| DATA PROVIDED |
BEGIN

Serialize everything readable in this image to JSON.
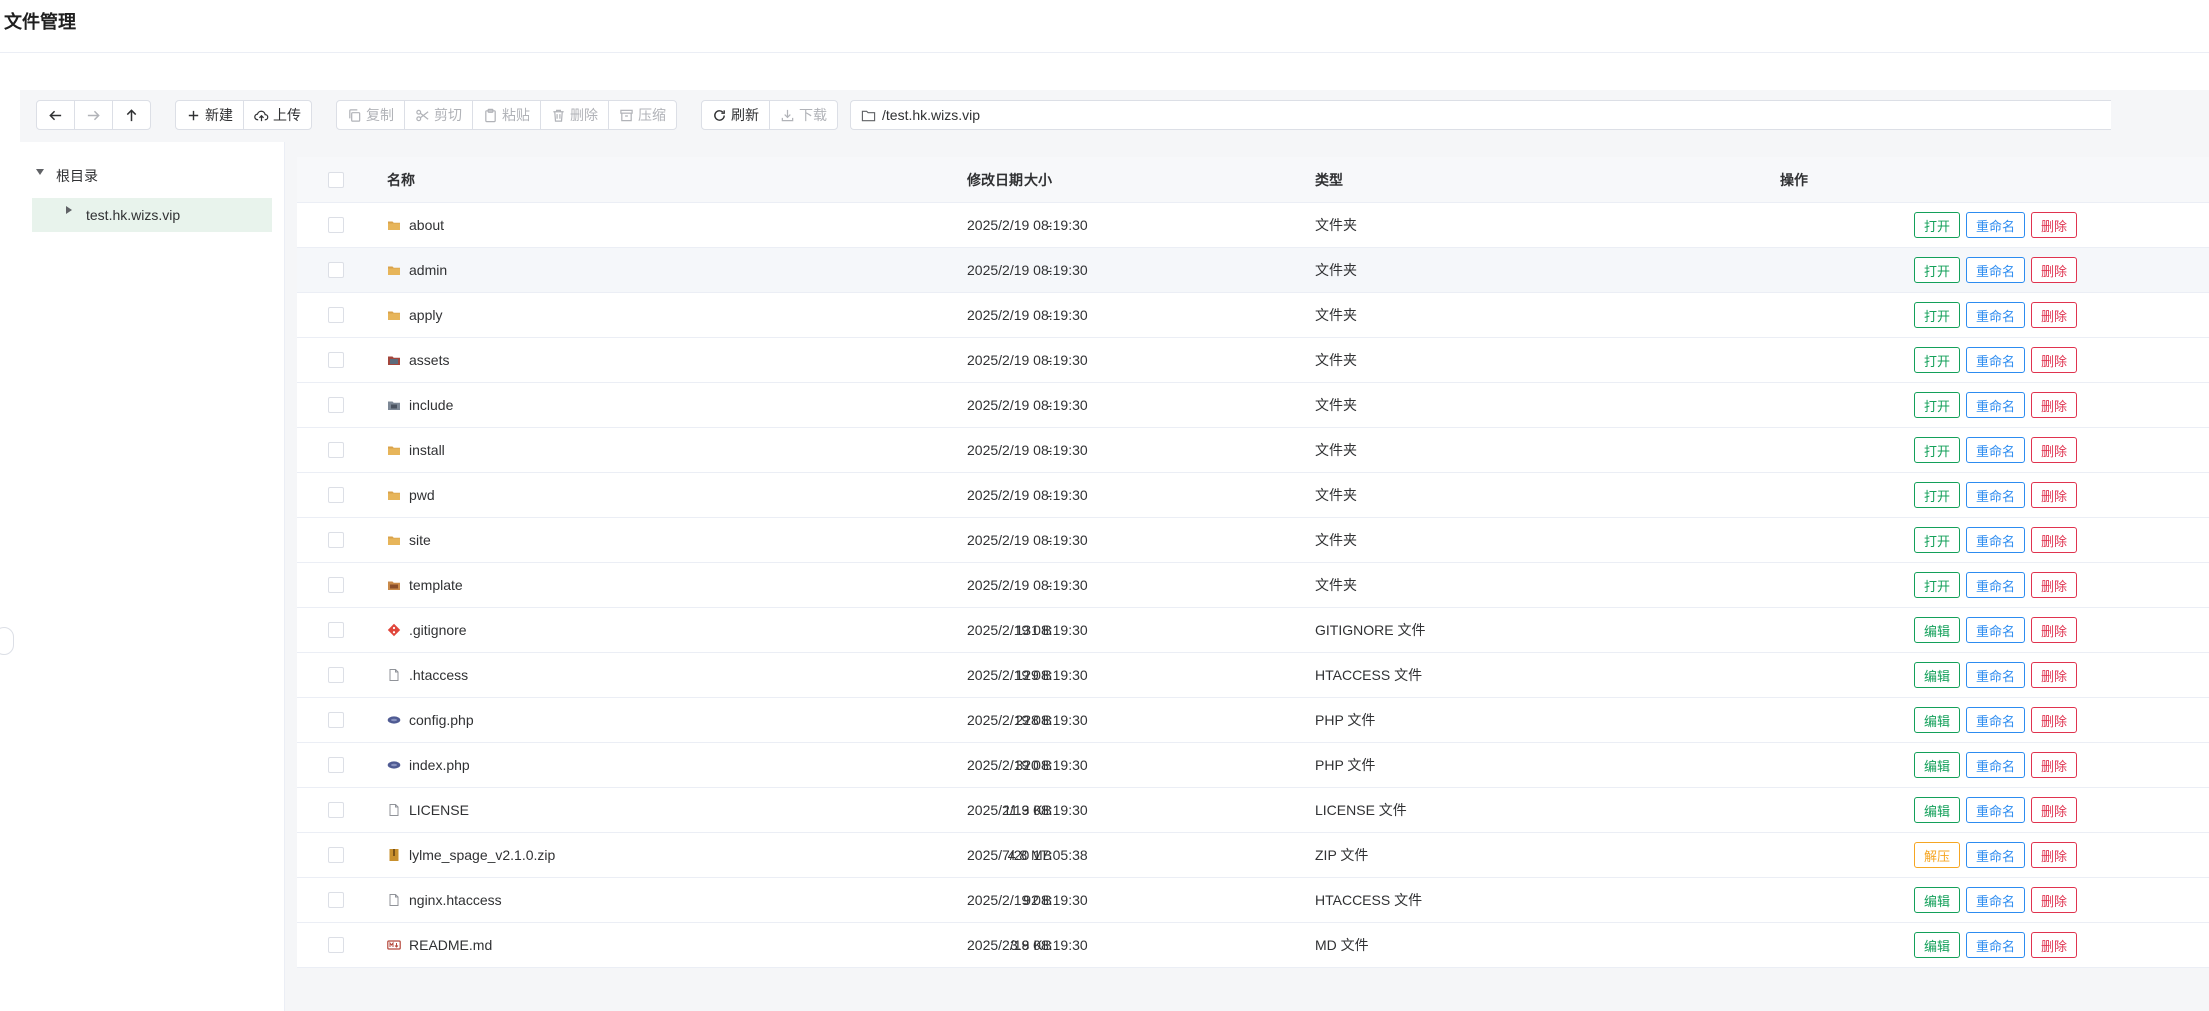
{
  "page": {
    "title": "文件管理"
  },
  "toolbar": {
    "new_label": "新建",
    "upload_label": "上传",
    "copy_label": "复制",
    "cut_label": "剪切",
    "paste_label": "粘贴",
    "delete_label": "删除",
    "compress_label": "压缩",
    "refresh_label": "刷新",
    "download_label": "下载",
    "path": "/test.hk.wizs.vip"
  },
  "tree": {
    "root_label": "根目录",
    "child_label": "test.hk.wizs.vip"
  },
  "table": {
    "headers": {
      "name": "名称",
      "date": "修改日期",
      "type": "类型",
      "size": "大小",
      "ops": "操作"
    },
    "rows": [
      {
        "name": "about",
        "date": "2025/2/19 08:19:30",
        "type": "文件夹",
        "size": "-",
        "icon": "folder-icon",
        "op1": "打开",
        "op2": "重命名",
        "op3": "删除"
      },
      {
        "name": "admin",
        "date": "2025/2/19 08:19:30",
        "type": "文件夹",
        "size": "-",
        "icon": "folder-icon",
        "op1": "打开",
        "op2": "重命名",
        "op3": "删除"
      },
      {
        "name": "apply",
        "date": "2025/2/19 08:19:30",
        "type": "文件夹",
        "size": "-",
        "icon": "folder-icon",
        "op1": "打开",
        "op2": "重命名",
        "op3": "删除"
      },
      {
        "name": "assets",
        "date": "2025/2/19 08:19:30",
        "type": "文件夹",
        "size": "-",
        "icon": "folder-assets-icon",
        "op1": "打开",
        "op2": "重命名",
        "op3": "删除"
      },
      {
        "name": "include",
        "date": "2025/2/19 08:19:30",
        "type": "文件夹",
        "size": "-",
        "icon": "folder-include-icon",
        "op1": "打开",
        "op2": "重命名",
        "op3": "删除"
      },
      {
        "name": "install",
        "date": "2025/2/19 08:19:30",
        "type": "文件夹",
        "size": "-",
        "icon": "folder-icon",
        "op1": "打开",
        "op2": "重命名",
        "op3": "删除"
      },
      {
        "name": "pwd",
        "date": "2025/2/19 08:19:30",
        "type": "文件夹",
        "size": "-",
        "icon": "folder-icon",
        "op1": "打开",
        "op2": "重命名",
        "op3": "删除"
      },
      {
        "name": "site",
        "date": "2025/2/19 08:19:30",
        "type": "文件夹",
        "size": "-",
        "icon": "folder-icon",
        "op1": "打开",
        "op2": "重命名",
        "op3": "删除"
      },
      {
        "name": "template",
        "date": "2025/2/19 08:19:30",
        "type": "文件夹",
        "size": "-",
        "icon": "folder-template-icon",
        "op1": "打开",
        "op2": "重命名",
        "op3": "删除"
      },
      {
        "name": ".gitignore",
        "date": "2025/2/19 08:19:30",
        "type": "GITIGNORE 文件",
        "size": "131 B",
        "icon": "git-icon",
        "op1": "编辑",
        "op2": "重命名",
        "op3": "删除"
      },
      {
        "name": ".htaccess",
        "date": "2025/2/19 08:19:30",
        "type": "HTACCESS 文件",
        "size": "129 B",
        "icon": "file-icon",
        "op1": "编辑",
        "op2": "重命名",
        "op3": "删除"
      },
      {
        "name": "config.php",
        "date": "2025/2/19 08:19:30",
        "type": "PHP 文件",
        "size": "228 B",
        "icon": "php-icon",
        "op1": "编辑",
        "op2": "重命名",
        "op3": "删除"
      },
      {
        "name": "index.php",
        "date": "2025/2/19 08:19:30",
        "type": "PHP 文件",
        "size": "320 B",
        "icon": "php-icon",
        "op1": "编辑",
        "op2": "重命名",
        "op3": "删除"
      },
      {
        "name": "LICENSE",
        "date": "2025/2/19 08:19:30",
        "type": "LICENSE 文件",
        "size": "11.3 KB",
        "icon": "file-icon",
        "op1": "编辑",
        "op2": "重命名",
        "op3": "删除"
      },
      {
        "name": "lylme_spage_v2.1.0.zip",
        "date": "2025/7/20 17:05:38",
        "type": "ZIP 文件",
        "size": "4.8 MB",
        "icon": "zip-icon",
        "op1": "解压",
        "op2": "重命名",
        "op3": "删除"
      },
      {
        "name": "nginx.htaccess",
        "date": "2025/2/19 08:19:30",
        "type": "HTACCESS 文件",
        "size": "92 B",
        "icon": "file-icon",
        "op1": "编辑",
        "op2": "重命名",
        "op3": "删除"
      },
      {
        "name": "README.md",
        "date": "2025/2/19 08:19:30",
        "type": "MD 文件",
        "size": "3.8 KB",
        "icon": "markdown-icon",
        "op1": "编辑",
        "op2": "重命名",
        "op3": "删除"
      }
    ]
  },
  "colors": {
    "accent_green": "#13a05a",
    "accent_blue": "#2d8cf0",
    "accent_red": "#e0334f",
    "accent_orange": "#f5a623"
  }
}
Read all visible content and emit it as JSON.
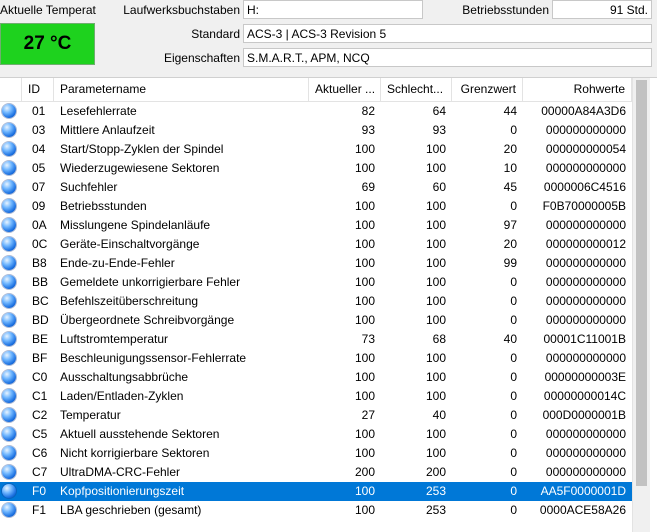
{
  "temperature": {
    "label": "Aktuelle Temperat",
    "value": "27 °C",
    "color": "#1ed21e"
  },
  "info": {
    "drive_letter_label": "Laufwerksbuchstaben",
    "drive_letter_value": "H:",
    "hours_label": "Betriebsstunden",
    "hours_value": "91 Std.",
    "standard_label": "Standard",
    "standard_value": "ACS-3 | ACS-3 Revision 5",
    "features_label": "Eigenschaften",
    "features_value": "S.M.A.R.T., APM, NCQ"
  },
  "table": {
    "columns": [
      "ID",
      "Parametername",
      "Aktueller ...",
      "Schlecht...",
      "Grenzwert",
      "Rohwerte"
    ],
    "selected_color": "#0078d7",
    "rows": [
      {
        "id": "01",
        "name": "Lesefehlerrate",
        "current": "82",
        "worst": "64",
        "threshold": "44",
        "raw": "00000A84A3D6"
      },
      {
        "id": "03",
        "name": "Mittlere Anlaufzeit",
        "current": "93",
        "worst": "93",
        "threshold": "0",
        "raw": "000000000000"
      },
      {
        "id": "04",
        "name": "Start/Stopp-Zyklen der Spindel",
        "current": "100",
        "worst": "100",
        "threshold": "20",
        "raw": "000000000054"
      },
      {
        "id": "05",
        "name": "Wiederzugewiesene Sektoren",
        "current": "100",
        "worst": "100",
        "threshold": "10",
        "raw": "000000000000"
      },
      {
        "id": "07",
        "name": "Suchfehler",
        "current": "69",
        "worst": "60",
        "threshold": "45",
        "raw": "0000006C4516"
      },
      {
        "id": "09",
        "name": "Betriebsstunden",
        "current": "100",
        "worst": "100",
        "threshold": "0",
        "raw": "F0B70000005B"
      },
      {
        "id": "0A",
        "name": "Misslungene Spindelanläufe",
        "current": "100",
        "worst": "100",
        "threshold": "97",
        "raw": "000000000000"
      },
      {
        "id": "0C",
        "name": "Geräte-Einschaltvorgänge",
        "current": "100",
        "worst": "100",
        "threshold": "20",
        "raw": "000000000012"
      },
      {
        "id": "B8",
        "name": "Ende-zu-Ende-Fehler",
        "current": "100",
        "worst": "100",
        "threshold": "99",
        "raw": "000000000000"
      },
      {
        "id": "BB",
        "name": "Gemeldete unkorrigierbare Fehler",
        "current": "100",
        "worst": "100",
        "threshold": "0",
        "raw": "000000000000"
      },
      {
        "id": "BC",
        "name": "Befehlszeitüberschreitung",
        "current": "100",
        "worst": "100",
        "threshold": "0",
        "raw": "000000000000"
      },
      {
        "id": "BD",
        "name": "Übergeordnete Schreibvorgänge",
        "current": "100",
        "worst": "100",
        "threshold": "0",
        "raw": "000000000000"
      },
      {
        "id": "BE",
        "name": "Luftstromtemperatur",
        "current": "73",
        "worst": "68",
        "threshold": "40",
        "raw": "00001C11001B"
      },
      {
        "id": "BF",
        "name": "Beschleunigungssensor-Fehlerrate",
        "current": "100",
        "worst": "100",
        "threshold": "0",
        "raw": "000000000000"
      },
      {
        "id": "C0",
        "name": "Ausschaltungsabbrüche",
        "current": "100",
        "worst": "100",
        "threshold": "0",
        "raw": "00000000003E"
      },
      {
        "id": "C1",
        "name": "Laden/Entladen-Zyklen",
        "current": "100",
        "worst": "100",
        "threshold": "0",
        "raw": "00000000014C"
      },
      {
        "id": "C2",
        "name": "Temperatur",
        "current": "27",
        "worst": "40",
        "threshold": "0",
        "raw": "000D0000001B"
      },
      {
        "id": "C5",
        "name": "Aktuell ausstehende Sektoren",
        "current": "100",
        "worst": "100",
        "threshold": "0",
        "raw": "000000000000"
      },
      {
        "id": "C6",
        "name": "Nicht korrigierbare Sektoren",
        "current": "100",
        "worst": "100",
        "threshold": "0",
        "raw": "000000000000"
      },
      {
        "id": "C7",
        "name": "UltraDMA-CRC-Fehler",
        "current": "200",
        "worst": "200",
        "threshold": "0",
        "raw": "000000000000"
      },
      {
        "id": "F0",
        "name": "Kopfpositionierungszeit",
        "current": "100",
        "worst": "253",
        "threshold": "0",
        "raw": "AA5F0000001D",
        "selected": true
      },
      {
        "id": "F1",
        "name": "LBA geschrieben (gesamt)",
        "current": "100",
        "worst": "253",
        "threshold": "0",
        "raw": "0000ACE58A26"
      }
    ]
  }
}
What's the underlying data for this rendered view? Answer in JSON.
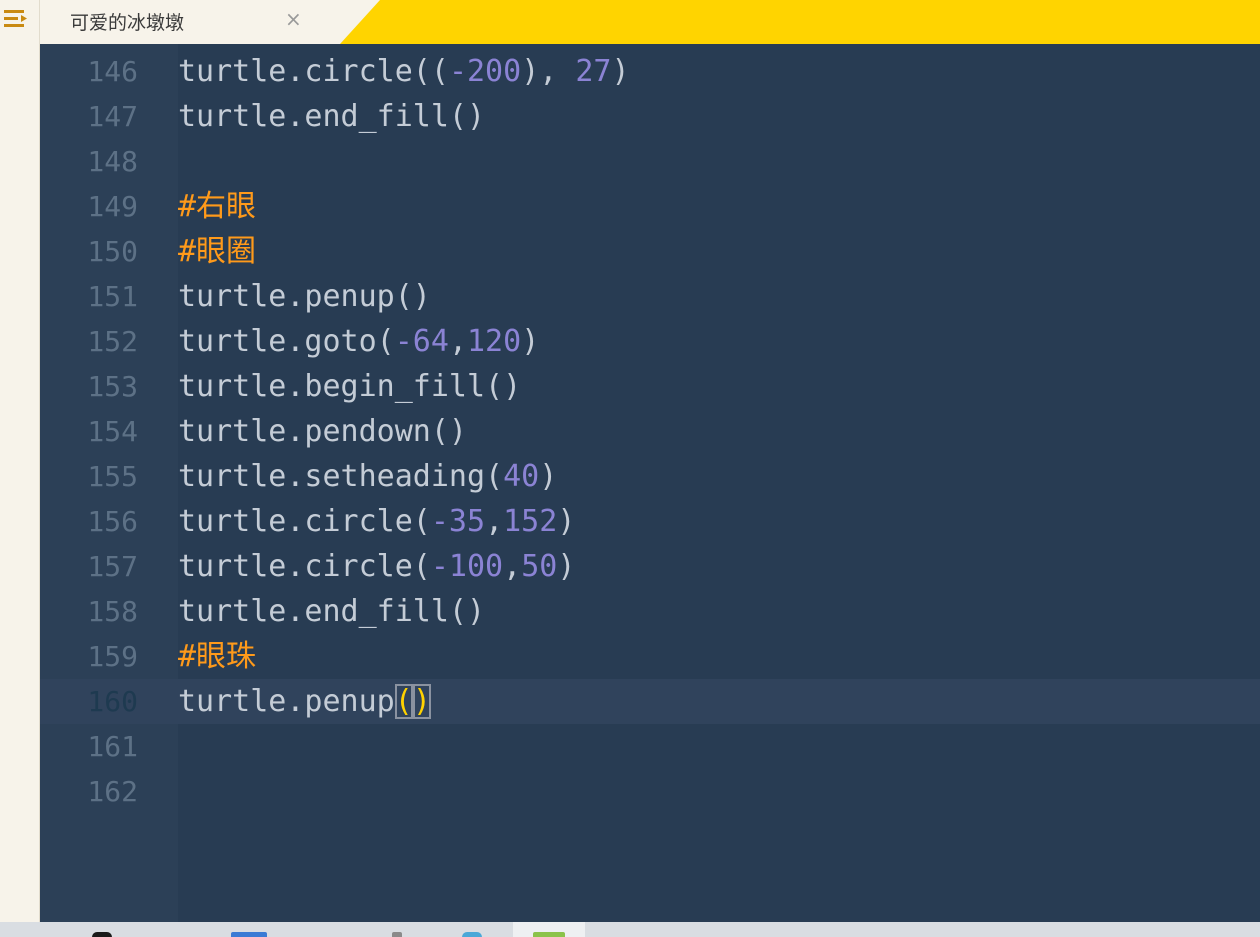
{
  "tab": {
    "title": "可爱的冰墩墩",
    "close_label": "×"
  },
  "editor": {
    "current_line": 160,
    "lines": [
      {
        "n": "146",
        "tokens": [
          {
            "t": "turtle.circle(("
          },
          {
            "t": "-200",
            "c": "num"
          },
          {
            "t": "), "
          },
          {
            "t": "27",
            "c": "num"
          },
          {
            "t": ")"
          }
        ]
      },
      {
        "n": "147",
        "tokens": [
          {
            "t": "turtle.end_fill()"
          }
        ]
      },
      {
        "n": "148",
        "tokens": []
      },
      {
        "n": "149",
        "tokens": [
          {
            "t": "#右眼",
            "c": "cm"
          }
        ]
      },
      {
        "n": "150",
        "tokens": [
          {
            "t": "#眼圈",
            "c": "cm"
          }
        ]
      },
      {
        "n": "151",
        "tokens": [
          {
            "t": "turtle.penup()"
          }
        ]
      },
      {
        "n": "152",
        "tokens": [
          {
            "t": "turtle.goto("
          },
          {
            "t": "-64",
            "c": "num"
          },
          {
            "t": ","
          },
          {
            "t": "120",
            "c": "num"
          },
          {
            "t": ")"
          }
        ]
      },
      {
        "n": "153",
        "tokens": [
          {
            "t": "turtle.begin_fill()"
          }
        ]
      },
      {
        "n": "154",
        "tokens": [
          {
            "t": "turtle.pendown()"
          }
        ]
      },
      {
        "n": "155",
        "tokens": [
          {
            "t": "turtle.setheading("
          },
          {
            "t": "40",
            "c": "num"
          },
          {
            "t": ")"
          }
        ]
      },
      {
        "n": "156",
        "tokens": [
          {
            "t": "turtle.circle("
          },
          {
            "t": "-35",
            "c": "num"
          },
          {
            "t": ","
          },
          {
            "t": "152",
            "c": "num"
          },
          {
            "t": ")"
          }
        ]
      },
      {
        "n": "157",
        "tokens": [
          {
            "t": "turtle.circle("
          },
          {
            "t": "-100",
            "c": "num"
          },
          {
            "t": ","
          },
          {
            "t": "50",
            "c": "num"
          },
          {
            "t": ")"
          }
        ]
      },
      {
        "n": "158",
        "tokens": [
          {
            "t": "turtle.end_fill()"
          }
        ]
      },
      {
        "n": "159",
        "tokens": [
          {
            "t": "#眼珠",
            "c": "cm"
          }
        ]
      },
      {
        "n": "160",
        "tokens": [
          {
            "t": "turtle.penup"
          },
          {
            "t": "(",
            "c": "br"
          },
          {
            "t": ")",
            "c": "br"
          }
        ]
      },
      {
        "n": "161",
        "tokens": []
      },
      {
        "n": "162",
        "tokens": []
      }
    ]
  },
  "colors": {
    "tabbar_accent": "#ffd400",
    "editor_bg": "#283c53",
    "gutter_bg": "#2c4057",
    "number_token": "#8b83d4",
    "comment_token": "#ff9a1a",
    "bracket_match": "#ffd200"
  },
  "icons": {
    "sidebar_menu": "menu-icon",
    "tab_close": "close-icon"
  }
}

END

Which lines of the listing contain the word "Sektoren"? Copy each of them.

| ANSWER |
        "name": "Wiederzugewiesene Sektoren",
        "name": "Aktuell ausstehende Sektoren",
        "name": "Nicht korrigierbare Sektoren",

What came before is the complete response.